Thursday, March 23, 2006

"Dead" Ahead

This week’s episode of Doctor Who, “The Unquiet Dead”, is the installment that many old school fans felt was the first of the new series to really “get it right”. Odd that. I’m an old school Who fan and of the first three eps (which form a sort of time travel mini arc ("Rose" – the present, "The End of the World" – the future, "The Unquiet Dead" – the past), it was actually my least favorite, which is not to say it isn’t any good because it is a "cracking-good" yarn. I can see why people would be stoked by the piece. It cranks up and turns out the kind of story old Who often did so well: period pieces.

I recently read something from Russ Davies that struck me as noteworthy about new Who: much of it is shot on location - far more so than most sci-fi series, which are largely studio-bound works. Take Galactica for instance. Aside from the stuff on Caprica or Kobol, basically the entire show is made on a handful of sets, and often times the same set.
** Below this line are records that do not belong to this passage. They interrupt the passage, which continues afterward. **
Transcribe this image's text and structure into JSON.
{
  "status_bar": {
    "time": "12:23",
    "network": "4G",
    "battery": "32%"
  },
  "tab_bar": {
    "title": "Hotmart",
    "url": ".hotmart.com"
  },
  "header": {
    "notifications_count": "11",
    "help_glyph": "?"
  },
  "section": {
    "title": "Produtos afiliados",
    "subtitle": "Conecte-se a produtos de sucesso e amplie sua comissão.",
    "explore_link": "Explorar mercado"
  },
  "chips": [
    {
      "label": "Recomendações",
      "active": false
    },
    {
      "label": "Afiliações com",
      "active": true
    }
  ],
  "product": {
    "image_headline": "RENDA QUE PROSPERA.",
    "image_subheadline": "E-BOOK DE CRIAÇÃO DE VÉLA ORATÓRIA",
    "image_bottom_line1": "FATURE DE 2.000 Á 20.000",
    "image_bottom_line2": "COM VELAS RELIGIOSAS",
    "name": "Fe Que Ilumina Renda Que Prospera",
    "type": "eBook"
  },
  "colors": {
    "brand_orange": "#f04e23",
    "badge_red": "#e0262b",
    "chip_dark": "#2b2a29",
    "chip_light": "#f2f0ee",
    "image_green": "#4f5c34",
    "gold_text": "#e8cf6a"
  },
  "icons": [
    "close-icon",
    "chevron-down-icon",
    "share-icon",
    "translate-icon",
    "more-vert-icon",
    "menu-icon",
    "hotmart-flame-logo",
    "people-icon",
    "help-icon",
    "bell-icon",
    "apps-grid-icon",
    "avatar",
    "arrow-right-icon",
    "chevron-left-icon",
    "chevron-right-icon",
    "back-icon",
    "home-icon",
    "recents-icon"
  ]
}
This trend seems to have started largely with Star Trek: The Next Generation. So much of that series took place aboard The Enterprise. A big difference between old Trek and new is that you can tune in to any TOS episode and say within seconds, “This is the one where…!” That isn’t always the case with TNG. If you stumble across it on TV, you’ve got to keep watching for a few minutes to figure out which episode you’re viewing, because they all look the same!

The mold of frequently setting sci-fi shows aboard a ship or an ongoing location has afflicted many series, even my beloved Farscape, which frequently fell back on Moya-bound episodes as a means of saving a few bucks. (In all fairness to Farscape, some of their very best episodes resulted from having to “get creative” on the ship; the eps “Out of Their Minds” and "Crackers Don’t Matter" both leap to mind.)

While a TARDIS-bound episode wouldn’t be impossible to do on Doctor Who (in the old series, it occurred a couple times), it’s something that’s highly unlikely to happen any time soon. In fact, setting a story entirely within the confines of the TARDIS might be one of the biggest risks the creative team could take, as it’d be anything but the norm.

But back to “The Unquiet Dead”. With this episode, the creative team had the challenge of designing a location that represented Victorian Cardiff, smack in the middle of Christmastime, snow and everything. Since the show premiered here in the States last week, I’ve seen numerous people across the ‘net bagging on the effects work or saying the show looks "cheap". There are so many aspects of new Who that buck typical sci-fi trends, that only the most unimaginative (or perhaps uninformed) of viewers would fall back on, “But that ship didn’t look 100% real!” Maybe, maybe – but in the next episode they perfectly recreate Victorian Wales! I’d like to see the Galactica set designers tackle that one. (For the record, I'm a big fan of the new BSG.)

In reading bits and pieces of interviews with David Tennant (the new new Doctor) and also the tidbits that have dribbled out from Chris Eccleston concerning his departure, Doctor Who sounds like an exhausting series to make. In addition to all the location work, the series, also unlike most other sci-fi fare, relies squarely on two lead actors. There is no ensemble cast to go back and forth between and the leads are almost always on the go and I gather get very few days off. This is a series made with a huge amount of dedication and perseverance from all parties involved. And if you think the effects work is subpar, I invite you to blow me…or develop an imagination, whichever you prefer.

Check out this song "Android Men" by McAllister. It’s a great little tune by another dedicated artist. Imagine Angelo Badalamenti producing David Bowie and you'll groove with it. Hopefully it pleases.

UPDATED!: This has nothing to do with Doctor Who, but I didn't want to create a whole new entry for it. I updated the old Blue Velvet entry so it links to this trailer for a "movie" called "Something Blue". I'm fairly certain David Lynch would approve.